Gilbert and George are doing a Hirst at the moment as their work is filling several White Cube venues in London and Hong Kong with 292 works from their newly unveiled “London” series. The works will appear as well in exhibitions as far afield as New York, Berlin, Paris, Athens, Naples and Salzburg. To extent that the global gallery show is becoming an art world convention, Gilbert and George are becoming conventional.
That’s the impression one gets from the recent run of press coverage. Here’s the Economist:
“We are disciplined and disturbed at the same time,” explains George. “It’s no good being just weird; there are plenty of weird people walking the street. And we don’t want to be normal because then we wouldn’t have anything to say.”
And the London Evening Standard makes the pair sound downright bourgeois:
Sexually libertarian, revolutionary even, they have always been politically conservative and are harsh judges of those who do not share their work ethic. They both dismiss the St Paul’s protesters as “hippies” and “idiots” and would rather side with the bankers than “some vegan twit on benefits”, they think Boris Johnson is “a wonderful modern person” and believe fiercely in “making money”.
“We make our art, we try to sell it. We are doing it day and night, we are here at 5am trying to do it every day for the last 40 years. That’s fantastic, no?” says Gilbert.
They claim in fact not to have much money, though that’s hard to believe. A piece from 1975 entitled Bad Thoughts #1 sold for more than £945,000 last year. “But it all goes back into art and books and catalogues,” protests Gilbert.
Nevertheless, four years ago they had a civil partnership ceremony at Bow register office in order to protect their assets. “We don’t want a pretend straight marriage,” says George, “but if one of us fell under a bus it would be a disaster.”

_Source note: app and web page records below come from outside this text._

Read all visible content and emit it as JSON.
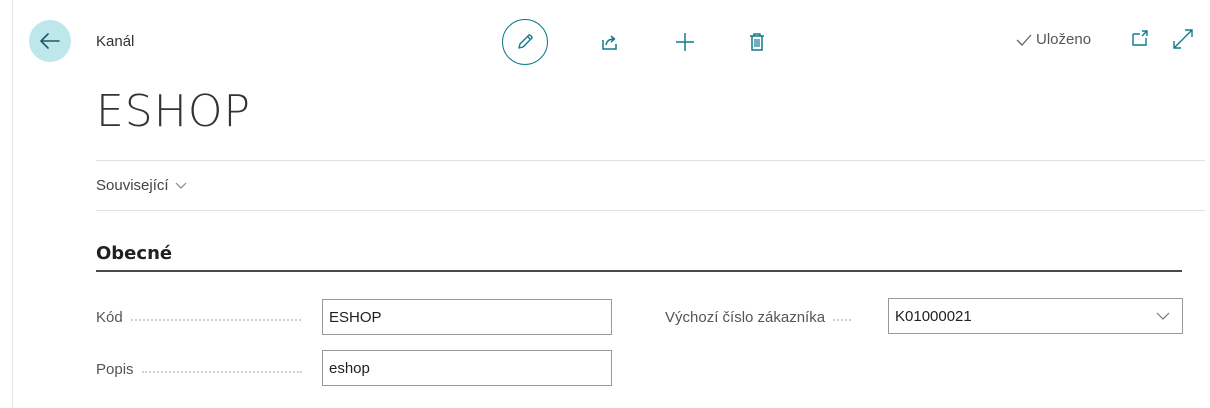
{
  "header": {
    "entity_label": "Kanál",
    "saved_label": "Uloženo"
  },
  "icons": {
    "back": "arrow-left-icon",
    "edit": "pencil-icon",
    "share": "share-icon",
    "new": "plus-icon",
    "delete": "trash-icon",
    "saved": "checkmark-icon",
    "open_new_window": "open-in-new-window-icon",
    "expand": "expand-icon"
  },
  "page": {
    "title": "ESHOP"
  },
  "menu": {
    "related_label": "Související"
  },
  "section": {
    "title": "Obecné"
  },
  "fields": {
    "code_label": "Kód",
    "code_value": "ESHOP",
    "description_label": "Popis",
    "description_value": "eshop",
    "customer_label": "Výchozí číslo zákazníka",
    "customer_value": "K01000021"
  },
  "colors": {
    "accent": "#0f7c8c",
    "back_button_bg": "#bde7ea"
  }
}
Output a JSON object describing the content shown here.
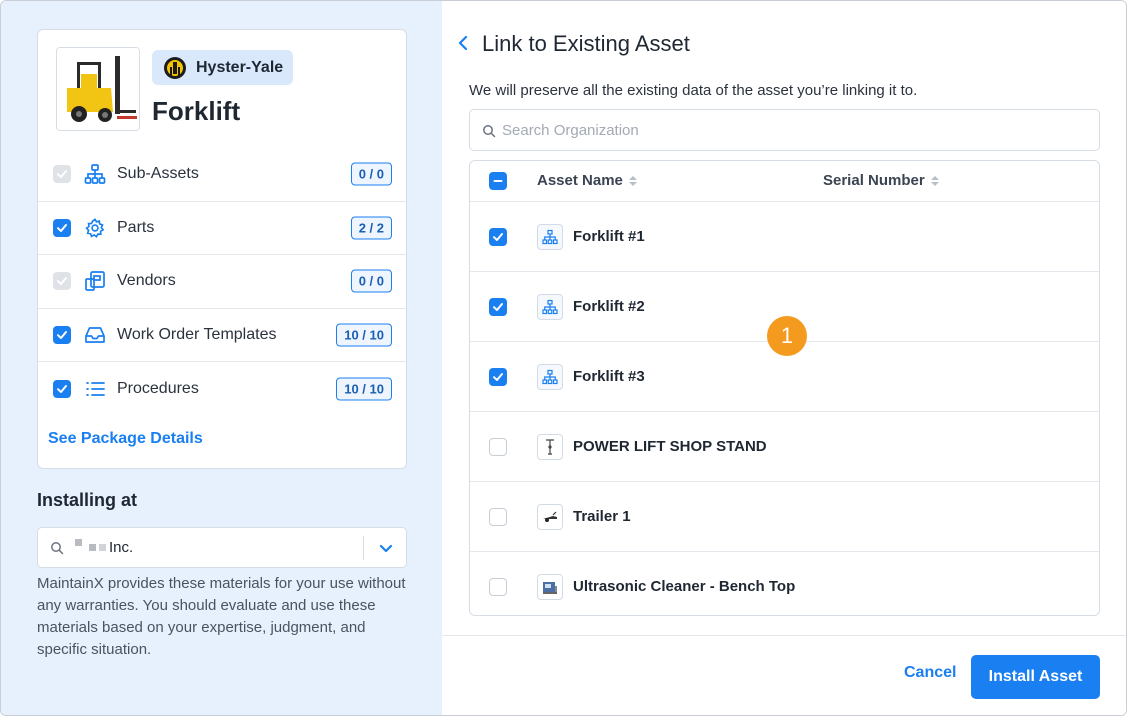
{
  "package": {
    "brand": "Hyster-Yale",
    "title": "Forklift",
    "includes": [
      {
        "label": "Sub-Assets",
        "count": "0 / 0",
        "state": "disabled",
        "icon": "sub-assets-icon"
      },
      {
        "label": "Parts",
        "count": "2 / 2",
        "state": "checked",
        "icon": "gear-icon"
      },
      {
        "label": "Vendors",
        "count": "0 / 0",
        "state": "disabled",
        "icon": "vendor-icon"
      },
      {
        "label": "Work Order Templates",
        "count": "10 / 10",
        "state": "checked",
        "icon": "inbox-tray-icon"
      },
      {
        "label": "Procedures",
        "count": "10 / 10",
        "state": "checked",
        "icon": "list-icon"
      }
    ],
    "details_link": "See Package Details"
  },
  "installing": {
    "label": "Installing at",
    "org_suffix": "Inc.",
    "disclaimer": "MaintainX provides these materials for your use without any warranties. You should evaluate and use these materials based on your expertise, judgment, and specific situation."
  },
  "link": {
    "title": "Link to Existing Asset",
    "subtitle": "We will preserve all the existing data of the asset you’re linking it to.",
    "search_placeholder": "Search Organization",
    "columns": {
      "name": "Asset Name",
      "serial": "Serial Number"
    },
    "assets": [
      {
        "name": "Forklift #1",
        "checked": true,
        "icon": "hierarchy-icon"
      },
      {
        "name": "Forklift #2",
        "checked": true,
        "icon": "hierarchy-icon"
      },
      {
        "name": "Forklift #3",
        "checked": true,
        "icon": "hierarchy-icon"
      },
      {
        "name": "POWER LIFT SHOP STAND",
        "checked": false,
        "icon": "stand-thumbnail"
      },
      {
        "name": "Trailer 1",
        "checked": false,
        "icon": "trailer-thumbnail"
      },
      {
        "name": "Ultrasonic Cleaner - Bench Top",
        "checked": false,
        "icon": "cleaner-thumbnail"
      }
    ]
  },
  "marker": "1",
  "footer": {
    "cancel": "Cancel",
    "install": "Install Asset"
  },
  "colors": {
    "accent": "#1a7ff0",
    "marker": "#f39a1f",
    "left_bg": "#e6f1fd"
  }
}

London, Darling (Economist)
‘We’d rather side with the bankers than some vegan protester twit on benefits’, say Gilbert and George (ThisIsLondon/London Evening Standard)